Subject: HEADS UP: tmpfs added
To: None <email@example.com>
From: Julio M. Merino Vidal <firstname.lastname@example.org>
Date: 09/10/2005 21:48:43
I'm pleased to announce that tmpfs, an (efficient) memory file-system,
has been added to NetBSD's main source tree. This project was
developed as part of Google's Summer of Code 2005 program.
I must thank them for the encouragement they gave me in working on
For the curious ones: yes, we already had MFS, but it's a "hack". MFS
is an implementation of the on-disk FFS file-system over memory
pages. It is not "memory-friendly" because it arranges data as if it
was using a disk. Furthermore, it never releases memory pages,
which makes it unusable in several scenarios. OTOH, tmpfs uses
data structures that can easily exist in memory and works closely with
UVM to handle many things transparently (basically, regular files).
The file-system can be considered functionally complete, although it
still has some problems. The main issues at this moment are that it
uses wired (non-pageable) kernel memory to store file meta-data and
that NFS support is broken. It is also not specially efficient, but the
work done in the last few days has improved this area a lot.
What I have done is:
- Added the file-system's code in src/sys/fs/tmpfs.
This is not built by default. To enable, just add:
in your kernel configuration file. If you use a standard configuration,
there should be a commented-out entry like the one shown above,
ready to be uncommented.
- Added the mount_tmpfs(8) utility. This is built by default to ease
installation. (E.g., many people rebuild their kernels but do not want
to build the base system.)
- Added a regression test suite in src/sys/regress/sys/fs/tmpfs.
I encourage you to run it just after enabling tmpfs in your kernel and
before attempting to use tmpfs. Its usage:
make regress TEST_ARGS=3D"-ujmmv -v2"
Note the arguments: -u specifies a regular user under which to run
some parts of the tests. If this flag is not given, some checks will
be skipped. -v specifies the verbosity of the tests; 2 is the highest
level and is recommended in case you want to know exactly what
failed (if something fails, of course); 1 shows just the test names and
0 shows nothing. 1 is the default.
At last, if you are interested in tmpfs internals, go and read the

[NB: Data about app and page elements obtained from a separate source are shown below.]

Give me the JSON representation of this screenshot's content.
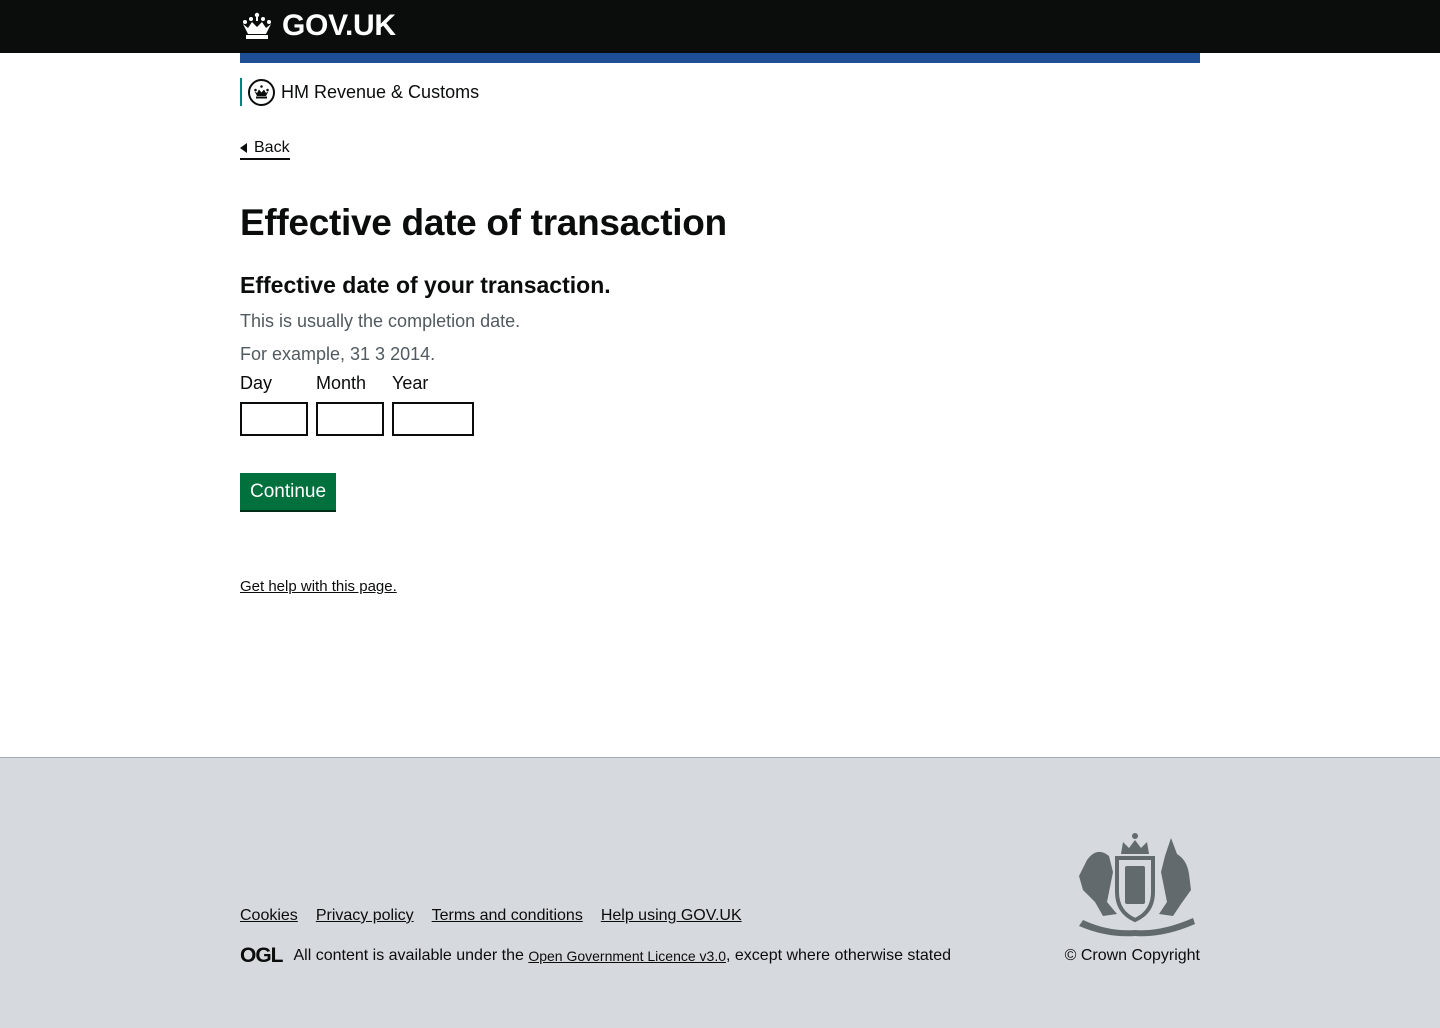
{
  "header": {
    "logo_text": "GOV.UK",
    "logo_icon": "crown-icon"
  },
  "organisation": {
    "name": "HM Revenue & Customs",
    "accent_color": "#00857d"
  },
  "nav": {
    "back_label": "Back"
  },
  "page": {
    "title": "Effective date of transaction",
    "question": "Effective date of your transaction.",
    "hint_line1": "This is usually the completion date.",
    "hint_line2": "For example, 31 3 2014.",
    "date_fields": {
      "day_label": "Day",
      "month_label": "Month",
      "year_label": "Year",
      "day_value": "",
      "month_value": "",
      "year_value": ""
    },
    "continue_label": "Continue",
    "help_link": "Get help with this page."
  },
  "footer": {
    "links": [
      "Cookies",
      "Privacy policy",
      "Terms and conditions",
      "Help using GOV.UK"
    ],
    "ogl_mark": "OGL",
    "licence_prefix": "All content is available under the",
    "licence_link": "Open Government Licence v3.0",
    "licence_suffix": ", except where otherwise stated",
    "copyright": "© Crown Copyright",
    "crest_icon": "royal-coat-of-arms-icon"
  },
  "colors": {
    "header_bg": "#0b0c0c",
    "brand_bar": "#1d4e96",
    "button_bg": "#00703c",
    "footer_bg": "#d6dade",
    "hint_text": "#505a5f"
  }
}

tmpfs(9) manual page. It also has a list of known bugs and issues
that must be fixed.
Julio M. Merino Vidal <email@example.com>
The NetBSD Project - http://www.NetBSD.org/